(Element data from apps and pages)

*** Begin section ***

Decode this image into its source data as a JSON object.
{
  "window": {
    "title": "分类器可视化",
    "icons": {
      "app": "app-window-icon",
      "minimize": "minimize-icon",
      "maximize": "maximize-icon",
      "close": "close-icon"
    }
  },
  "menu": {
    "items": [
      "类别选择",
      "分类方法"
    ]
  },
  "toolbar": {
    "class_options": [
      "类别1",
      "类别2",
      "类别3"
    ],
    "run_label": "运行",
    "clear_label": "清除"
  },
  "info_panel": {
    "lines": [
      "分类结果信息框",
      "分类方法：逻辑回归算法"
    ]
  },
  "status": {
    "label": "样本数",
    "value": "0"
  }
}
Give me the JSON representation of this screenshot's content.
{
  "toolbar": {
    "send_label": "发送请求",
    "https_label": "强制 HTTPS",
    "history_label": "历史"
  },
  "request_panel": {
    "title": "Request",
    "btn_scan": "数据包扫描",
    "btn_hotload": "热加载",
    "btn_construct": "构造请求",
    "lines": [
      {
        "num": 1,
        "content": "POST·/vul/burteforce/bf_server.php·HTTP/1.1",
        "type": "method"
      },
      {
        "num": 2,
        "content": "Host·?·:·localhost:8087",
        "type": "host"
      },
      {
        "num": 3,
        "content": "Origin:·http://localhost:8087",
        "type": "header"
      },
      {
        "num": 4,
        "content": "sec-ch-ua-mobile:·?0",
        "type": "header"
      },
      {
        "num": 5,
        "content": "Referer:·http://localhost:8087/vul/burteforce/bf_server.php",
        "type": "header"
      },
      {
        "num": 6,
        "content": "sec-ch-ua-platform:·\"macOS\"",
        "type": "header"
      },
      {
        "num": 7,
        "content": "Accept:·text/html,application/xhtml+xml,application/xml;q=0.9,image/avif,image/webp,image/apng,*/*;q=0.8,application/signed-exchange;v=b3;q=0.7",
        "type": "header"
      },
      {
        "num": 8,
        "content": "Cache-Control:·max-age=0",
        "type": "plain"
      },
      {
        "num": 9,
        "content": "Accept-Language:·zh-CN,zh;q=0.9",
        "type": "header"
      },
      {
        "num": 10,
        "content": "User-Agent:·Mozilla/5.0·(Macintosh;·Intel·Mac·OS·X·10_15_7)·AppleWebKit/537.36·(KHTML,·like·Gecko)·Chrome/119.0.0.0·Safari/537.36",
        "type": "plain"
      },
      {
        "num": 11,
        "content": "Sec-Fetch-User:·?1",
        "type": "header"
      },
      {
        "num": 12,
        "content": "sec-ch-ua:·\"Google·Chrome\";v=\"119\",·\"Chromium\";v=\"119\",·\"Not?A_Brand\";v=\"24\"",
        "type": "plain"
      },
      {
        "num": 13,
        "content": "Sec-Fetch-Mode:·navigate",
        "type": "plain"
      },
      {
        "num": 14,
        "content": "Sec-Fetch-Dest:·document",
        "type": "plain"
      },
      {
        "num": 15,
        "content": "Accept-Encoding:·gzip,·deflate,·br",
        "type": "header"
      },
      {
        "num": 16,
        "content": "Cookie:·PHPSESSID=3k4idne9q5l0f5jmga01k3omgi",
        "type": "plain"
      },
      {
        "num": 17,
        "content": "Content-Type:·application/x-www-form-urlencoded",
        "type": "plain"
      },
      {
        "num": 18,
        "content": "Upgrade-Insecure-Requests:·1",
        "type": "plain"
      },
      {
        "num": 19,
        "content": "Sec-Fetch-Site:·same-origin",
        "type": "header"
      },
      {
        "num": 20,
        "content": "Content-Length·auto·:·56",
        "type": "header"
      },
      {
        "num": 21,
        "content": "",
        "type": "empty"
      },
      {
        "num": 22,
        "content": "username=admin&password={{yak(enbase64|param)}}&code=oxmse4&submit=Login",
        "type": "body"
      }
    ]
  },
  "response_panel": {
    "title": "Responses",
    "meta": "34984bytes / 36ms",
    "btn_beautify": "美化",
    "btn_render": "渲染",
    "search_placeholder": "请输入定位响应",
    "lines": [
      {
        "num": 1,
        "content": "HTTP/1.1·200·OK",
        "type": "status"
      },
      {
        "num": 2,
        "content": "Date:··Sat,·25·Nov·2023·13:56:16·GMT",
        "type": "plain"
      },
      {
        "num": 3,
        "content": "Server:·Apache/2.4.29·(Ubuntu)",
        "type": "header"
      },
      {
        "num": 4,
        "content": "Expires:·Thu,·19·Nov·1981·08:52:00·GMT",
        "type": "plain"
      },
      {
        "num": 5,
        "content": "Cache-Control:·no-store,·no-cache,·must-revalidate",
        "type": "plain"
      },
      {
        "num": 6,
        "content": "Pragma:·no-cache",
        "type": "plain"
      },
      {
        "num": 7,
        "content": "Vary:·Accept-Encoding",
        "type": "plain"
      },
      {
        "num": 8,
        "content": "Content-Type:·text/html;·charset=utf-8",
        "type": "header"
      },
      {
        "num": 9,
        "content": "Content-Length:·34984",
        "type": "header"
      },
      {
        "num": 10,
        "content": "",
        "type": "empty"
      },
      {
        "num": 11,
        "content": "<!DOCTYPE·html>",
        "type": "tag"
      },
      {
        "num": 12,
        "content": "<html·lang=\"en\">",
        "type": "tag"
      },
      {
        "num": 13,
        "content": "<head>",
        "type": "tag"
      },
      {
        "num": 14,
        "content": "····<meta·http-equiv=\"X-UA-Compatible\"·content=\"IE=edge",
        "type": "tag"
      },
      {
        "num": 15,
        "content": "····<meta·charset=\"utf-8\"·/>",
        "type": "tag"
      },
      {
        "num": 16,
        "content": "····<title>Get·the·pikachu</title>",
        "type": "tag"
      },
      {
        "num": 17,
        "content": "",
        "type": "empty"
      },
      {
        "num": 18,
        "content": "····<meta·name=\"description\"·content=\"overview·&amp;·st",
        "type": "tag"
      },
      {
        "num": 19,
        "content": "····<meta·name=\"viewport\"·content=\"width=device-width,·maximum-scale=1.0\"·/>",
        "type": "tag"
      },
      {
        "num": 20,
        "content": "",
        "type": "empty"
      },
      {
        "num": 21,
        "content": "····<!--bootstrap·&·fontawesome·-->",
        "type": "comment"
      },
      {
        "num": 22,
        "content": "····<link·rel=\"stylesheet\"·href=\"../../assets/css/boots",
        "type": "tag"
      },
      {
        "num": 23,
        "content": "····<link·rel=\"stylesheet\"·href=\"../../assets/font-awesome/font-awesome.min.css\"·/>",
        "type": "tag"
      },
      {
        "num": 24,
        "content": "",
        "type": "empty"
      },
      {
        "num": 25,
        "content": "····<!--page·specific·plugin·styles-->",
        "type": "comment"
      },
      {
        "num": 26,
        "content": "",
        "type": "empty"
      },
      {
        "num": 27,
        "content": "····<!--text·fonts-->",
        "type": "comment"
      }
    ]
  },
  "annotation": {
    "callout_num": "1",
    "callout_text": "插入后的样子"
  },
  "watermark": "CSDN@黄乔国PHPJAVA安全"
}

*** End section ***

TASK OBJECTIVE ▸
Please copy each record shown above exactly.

RESPONSE ▸
Decode this image into its source data as a JSON object.
{
  "window": {
    "title": "分类器可视化",
    "icons": {
      "app": "app-window-icon",
      "minimize": "minimize-icon",
      "maximize": "maximize-icon",
      "close": "close-icon"
    }
  },
  "menu": {
    "items": [
      "类别选择",
      "分类方法"
    ]
  },
  "toolbar": {
    "class_options": [
      "类别1",
      "类别2",
      "类别3"
    ],
    "run_label": "运行",
    "clear_label": "清除"
  },
  "info_panel": {
    "lines": [
      "分类结果信息框",
      "分类方法：逻辑回归算法"
    ]
  },
  "status": {
    "label": "样本数",
    "value": "0"
  }
}
Give me the JSON representation of this screenshot's content.
{
  "toolbar": {
    "send_label": "发送请求",
    "https_label": "强制 HTTPS",
    "history_label": "历史"
  },
  "request_panel": {
    "title": "Request",
    "btn_scan": "数据包扫描",
    "btn_hotload": "热加载",
    "btn_construct": "构造请求",
    "lines": [
      {
        "num": 1,
        "content": "POST·/vul/burteforce/bf_server.php·HTTP/1.1",
        "type": "method"
      },
      {
        "num": 2,
        "content": "Host·?·:·localhost:8087",
        "type": "host"
      },
      {
        "num": 3,
        "content": "Origin:·http://localhost:8087",
        "type": "header"
      },
      {
        "num": 4,
        "content": "sec-ch-ua-mobile:·?0",
        "type": "header"
      },
      {
        "num": 5,
        "content": "Referer:·http://localhost:8087/vul/burteforce/bf_server.php",
        "type": "header"
      },
      {
        "num": 6,
        "content": "sec-ch-ua-platform:·\"macOS\"",
        "type": "header"
      },
      {
        "num": 7,
        "content": "Accept:·text/html,application/xhtml+xml,application/xml;q=0.9,image/avif,image/webp,image/apng,*/*;q=0.8,application/signed-exchange;v=b3;q=0.7",
        "type": "header"
      },
      {
        "num": 8,
        "content": "Cache-Control:·max-age=0",
        "type": "plain"
      },
      {
        "num": 9,
        "content": "Accept-Language:·zh-CN,zh;q=0.9",
        "type": "header"
      },
      {
        "num": 10,
        "content": "User-Agent:·Mozilla/5.0·(Macintosh;·Intel·Mac·OS·X·10_15_7)·AppleWebKit/537.36·(KHTML,·like·Gecko)·Chrome/119.0.0.0·Safari/537.36",
        "type": "plain"
      },
      {
        "num": 11,
        "content": "Sec-Fetch-User:·?1",
        "type": "header"
      },
      {
        "num": 12,
        "content": "sec-ch-ua:·\"Google·Chrome\";v=\"119\",·\"Chromium\";v=\"119\",·\"Not?A_Brand\";v=\"24\"",
        "type": "plain"
      },
      {
        "num": 13,
        "content": "Sec-Fetch-Mode:·navigate",
        "type": "plain"
      },
      {
        "num": 14,
        "content": "Sec-Fetch-Dest:·document",
        "type": "plain"
      },
      {
        "num": 15,
        "content": "Accept-Encoding:·gzip,·deflate,·br",
        "type": "header"
      },
      {
        "num": 16,
        "content": "Cookie:·PHPSESSID=3k4idne9q5l0f5jmga01k3omgi",
        "type": "plain"
      },
      {
        "num": 17,
        "content": "Content-Type:·application/x-www-form-urlencoded",
        "type": "plain"
      },
      {
        "num": 18,
        "content": "Upgrade-Insecure-Requests:·1",
        "type": "plain"
      },
      {
        "num": 19,
        "content": "Sec-Fetch-Site:·same-origin",
        "type": "header"
      },
      {
        "num": 20,
        "content": "Content-Length·auto·:·56",
        "type": "header"
      },
      {
        "num": 21,
        "content": "",
        "type": "empty"
      },
      {
        "num": 22,
        "content": "username=admin&password={{yak(enbase64|param)}}&code=oxmse4&submit=Login",
        "type": "body"
      }
    ]
  },
  "response_panel": {
    "title": "Responses",
    "meta": "34984bytes / 36ms",
    "btn_beautify": "美化",
    "btn_render": "渲染",
    "search_placeholder": "请输入定位响应",
    "lines": [
      {
        "num": 1,
        "content": "HTTP/1.1·200·OK",
        "type": "status"
      },
      {
        "num": 2,
        "content": "Date:··Sat,·25·Nov·2023·13:56:16·GMT",
        "type": "plain"
      },
      {
        "num": 3,
        "content": "Server:·Apache/2.4.29·(Ubuntu)",
        "type": "header"
      },
      {
        "num": 4,
        "content": "Expires:·Thu,·19·Nov·1981·08:52:00·GMT",
        "type": "plain"
      },
      {
        "num": 5,
        "content": "Cache-Control:·no-store,·no-cache,·must-revalidate",
        "type": "plain"
      },
      {
        "num": 6,
        "content": "Pragma:·no-cache",
        "type": "plain"
      },
      {
        "num": 7,
        "content": "Vary:·Accept-Encoding",
        "type": "plain"
      },
      {
        "num": 8,
        "content": "Content-Type:·text/html;·charset=utf-8",
        "type": "header"
      },
      {
        "num": 9,
        "content": "Content-Length:·34984",
        "type": "header"
      },
      {
        "num": 10,
        "content": "",
        "type": "empty"
      },
      {
        "num": 11,
        "content": "<!DOCTYPE·html>",
        "type": "tag"
      },
      {
        "num": 12,
        "content": "<html·lang=\"en\">",
        "type": "tag"
      },
      {
        "num": 13,
        "content": "<head>",
        "type": "tag"
      },
      {
        "num": 14,
        "content": "····<meta·http-equiv=\"X-UA-Compatible\"·content=\"IE=edge",
        "type": "tag"
      },
      {
        "num": 15,
        "content": "····<meta·charset=\"utf-8\"·/>",
        "type": "tag"
      },
      {
        "num": 16,
        "content": "····<title>Get·the·pikachu</title>",
        "type": "tag"
      },
      {
        "num": 17,
        "content": "",
        "type": "empty"
      },
      {
        "num": 18,
        "content": "····<meta·name=\"description\"·content=\"overview·&amp;·st",
        "type": "tag"
      },
      {
        "num": 19,
        "content": "····<meta·name=\"viewport\"·content=\"width=device-width,·maximum-scale=1.0\"·/>",
        "type": "tag"
      },
      {
        "num": 20,
        "content": "",
        "type": "empty"
      },
      {
        "num": 21,
        "content": "····<!--bootstrap·&·fontawesome·-->",
        "type": "comment"
      },
      {
        "num": 22,
        "content": "····<link·rel=\"stylesheet\"·href=\"../../assets/css/boots",
        "type": "tag"
      },
      {
        "num": 23,
        "content": "····<link·rel=\"stylesheet\"·href=\"../../assets/font-awesome/font-awesome.min.css\"·/>",
        "type": "tag"
      },
      {
        "num": 24,
        "content": "",
        "type": "empty"
      },
      {
        "num": 25,
        "content": "····<!--page·specific·plugin·styles-->",
        "type": "comment"
      },
      {
        "num": 26,
        "content": "",
        "type": "empty"
      },
      {
        "num": 27,
        "content": "····<!--text·fonts-->",
        "type": "comment"
      }
    ]
  },
  "annotation": {
    "callout_num": "1",
    "callout_text": "插入后的样子"
  },
  "watermark": "CSDN@黄乔国PHPJAVA安全"
}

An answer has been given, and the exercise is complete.